***** Dataset *****
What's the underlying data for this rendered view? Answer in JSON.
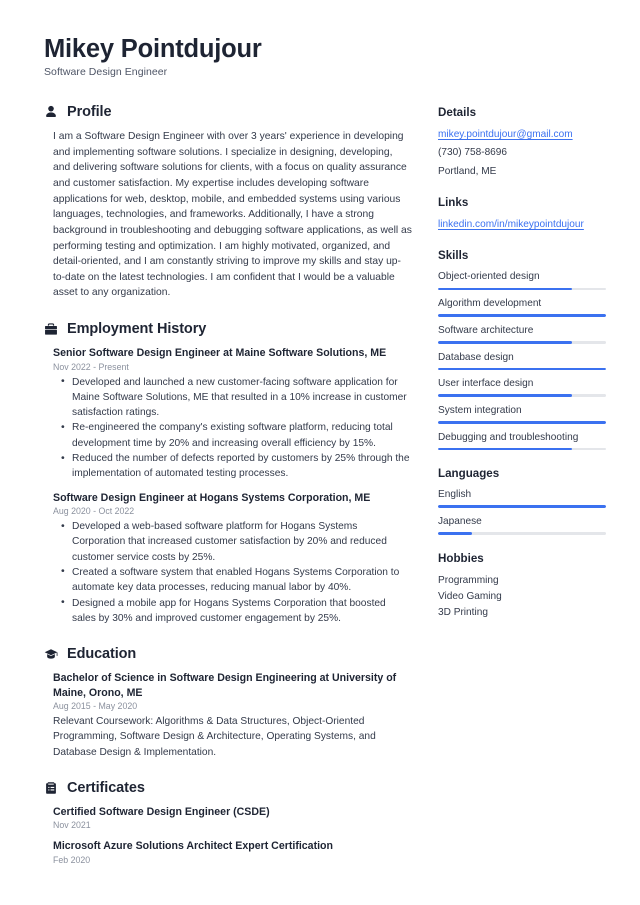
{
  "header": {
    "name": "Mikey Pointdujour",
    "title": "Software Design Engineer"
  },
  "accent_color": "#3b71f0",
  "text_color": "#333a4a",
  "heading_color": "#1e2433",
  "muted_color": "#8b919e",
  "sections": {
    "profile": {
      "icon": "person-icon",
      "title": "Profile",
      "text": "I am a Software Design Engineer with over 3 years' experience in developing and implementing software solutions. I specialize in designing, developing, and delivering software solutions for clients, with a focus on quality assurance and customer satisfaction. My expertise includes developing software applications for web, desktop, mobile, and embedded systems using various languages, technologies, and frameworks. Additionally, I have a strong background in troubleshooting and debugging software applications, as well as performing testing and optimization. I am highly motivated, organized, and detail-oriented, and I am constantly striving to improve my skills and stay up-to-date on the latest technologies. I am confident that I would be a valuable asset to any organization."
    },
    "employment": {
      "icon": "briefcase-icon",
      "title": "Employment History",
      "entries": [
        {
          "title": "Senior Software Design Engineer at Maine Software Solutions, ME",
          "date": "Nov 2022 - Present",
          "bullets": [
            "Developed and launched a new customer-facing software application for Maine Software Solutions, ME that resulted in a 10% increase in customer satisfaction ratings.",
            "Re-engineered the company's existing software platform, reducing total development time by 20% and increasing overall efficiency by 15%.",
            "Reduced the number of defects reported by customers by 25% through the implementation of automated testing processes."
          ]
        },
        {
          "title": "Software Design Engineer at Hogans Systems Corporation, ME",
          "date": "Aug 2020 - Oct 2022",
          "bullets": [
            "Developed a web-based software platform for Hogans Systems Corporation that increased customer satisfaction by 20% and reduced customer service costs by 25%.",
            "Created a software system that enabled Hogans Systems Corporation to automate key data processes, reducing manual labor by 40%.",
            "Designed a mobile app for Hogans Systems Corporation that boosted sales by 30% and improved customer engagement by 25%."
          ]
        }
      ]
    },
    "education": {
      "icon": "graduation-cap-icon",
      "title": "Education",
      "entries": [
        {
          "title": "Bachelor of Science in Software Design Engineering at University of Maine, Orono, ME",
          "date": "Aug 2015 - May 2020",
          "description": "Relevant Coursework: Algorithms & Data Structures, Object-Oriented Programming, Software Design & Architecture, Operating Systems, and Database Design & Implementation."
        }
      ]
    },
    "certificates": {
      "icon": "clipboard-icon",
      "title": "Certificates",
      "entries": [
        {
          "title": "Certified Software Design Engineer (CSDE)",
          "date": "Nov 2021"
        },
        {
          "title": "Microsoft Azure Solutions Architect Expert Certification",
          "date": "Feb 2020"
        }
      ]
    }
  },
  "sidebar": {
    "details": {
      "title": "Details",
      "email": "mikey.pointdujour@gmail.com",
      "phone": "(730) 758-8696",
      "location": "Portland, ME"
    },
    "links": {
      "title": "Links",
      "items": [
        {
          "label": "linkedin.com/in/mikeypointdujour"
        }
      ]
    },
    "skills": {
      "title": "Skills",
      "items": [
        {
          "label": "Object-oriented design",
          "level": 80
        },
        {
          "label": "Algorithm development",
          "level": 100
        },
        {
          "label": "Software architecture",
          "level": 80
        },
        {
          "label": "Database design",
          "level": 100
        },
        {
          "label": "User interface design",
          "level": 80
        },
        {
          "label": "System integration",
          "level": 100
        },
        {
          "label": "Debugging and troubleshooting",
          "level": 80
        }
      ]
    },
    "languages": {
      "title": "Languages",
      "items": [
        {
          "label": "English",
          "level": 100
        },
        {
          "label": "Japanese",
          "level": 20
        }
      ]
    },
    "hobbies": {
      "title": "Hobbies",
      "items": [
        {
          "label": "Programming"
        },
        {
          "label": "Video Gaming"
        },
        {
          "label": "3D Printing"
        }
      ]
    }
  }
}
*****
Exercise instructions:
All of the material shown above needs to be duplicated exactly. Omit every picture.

Final answer:
What's the underlying data for this rendered view? Answer in JSON.
{
  "header": {
    "name": "Mikey Pointdujour",
    "title": "Software Design Engineer"
  },
  "accent_color": "#3b71f0",
  "text_color": "#333a4a",
  "heading_color": "#1e2433",
  "muted_color": "#8b919e",
  "sections": {
    "profile": {
      "icon": "person-icon",
      "title": "Profile",
      "text": "I am a Software Design Engineer with over 3 years' experience in developing and implementing software solutions. I specialize in designing, developing, and delivering software solutions for clients, with a focus on quality assurance and customer satisfaction. My expertise includes developing software applications for web, desktop, mobile, and embedded systems using various languages, technologies, and frameworks. Additionally, I have a strong background in troubleshooting and debugging software applications, as well as performing testing and optimization. I am highly motivated, organized, and detail-oriented, and I am constantly striving to improve my skills and stay up-to-date on the latest technologies. I am confident that I would be a valuable asset to any organization."
    },
    "employment": {
      "icon": "briefcase-icon",
      "title": "Employment History",
      "entries": [
        {
          "title": "Senior Software Design Engineer at Maine Software Solutions, ME",
          "date": "Nov 2022 - Present",
          "bullets": [
            "Developed and launched a new customer-facing software application for Maine Software Solutions, ME that resulted in a 10% increase in customer satisfaction ratings.",
            "Re-engineered the company's existing software platform, reducing total development time by 20% and increasing overall efficiency by 15%.",
            "Reduced the number of defects reported by customers by 25% through the implementation of automated testing processes."
          ]
        },
        {
          "title": "Software Design Engineer at Hogans Systems Corporation, ME",
          "date": "Aug 2020 - Oct 2022",
          "bullets": [
            "Developed a web-based software platform for Hogans Systems Corporation that increased customer satisfaction by 20% and reduced customer service costs by 25%.",
            "Created a software system that enabled Hogans Systems Corporation to automate key data processes, reducing manual labor by 40%.",
            "Designed a mobile app for Hogans Systems Corporation that boosted sales by 30% and improved customer engagement by 25%."
          ]
        }
      ]
    },
    "education": {
      "icon": "graduation-cap-icon",
      "title": "Education",
      "entries": [
        {
          "title": "Bachelor of Science in Software Design Engineering at University of Maine, Orono, ME",
          "date": "Aug 2015 - May 2020",
          "description": "Relevant Coursework: Algorithms & Data Structures, Object-Oriented Programming, Software Design & Architecture, Operating Systems, and Database Design & Implementation."
        }
      ]
    },
    "certificates": {
      "icon": "clipboard-icon",
      "title": "Certificates",
      "entries": [
        {
          "title": "Certified Software Design Engineer (CSDE)",
          "date": "Nov 2021"
        },
        {
          "title": "Microsoft Azure Solutions Architect Expert Certification",
          "date": "Feb 2020"
        }
      ]
    }
  },
  "sidebar": {
    "details": {
      "title": "Details",
      "email": "mikey.pointdujour@gmail.com",
      "phone": "(730) 758-8696",
      "location": "Portland, ME"
    },
    "links": {
      "title": "Links",
      "items": [
        {
          "label": "linkedin.com/in/mikeypointdujour"
        }
      ]
    },
    "skills": {
      "title": "Skills",
      "items": [
        {
          "label": "Object-oriented design",
          "level": 80
        },
        {
          "label": "Algorithm development",
          "level": 100
        },
        {
          "label": "Software architecture",
          "level": 80
        },
        {
          "label": "Database design",
          "level": 100
        },
        {
          "label": "User interface design",
          "level": 80
        },
        {
          "label": "System integration",
          "level": 100
        },
        {
          "label": "Debugging and troubleshooting",
          "level": 80
        }
      ]
    },
    "languages": {
      "title": "Languages",
      "items": [
        {
          "label": "English",
          "level": 100
        },
        {
          "label": "Japanese",
          "level": 20
        }
      ]
    },
    "hobbies": {
      "title": "Hobbies",
      "items": [
        {
          "label": "Programming"
        },
        {
          "label": "Video Gaming"
        },
        {
          "label": "3D Printing"
        }
      ]
    }
  }
}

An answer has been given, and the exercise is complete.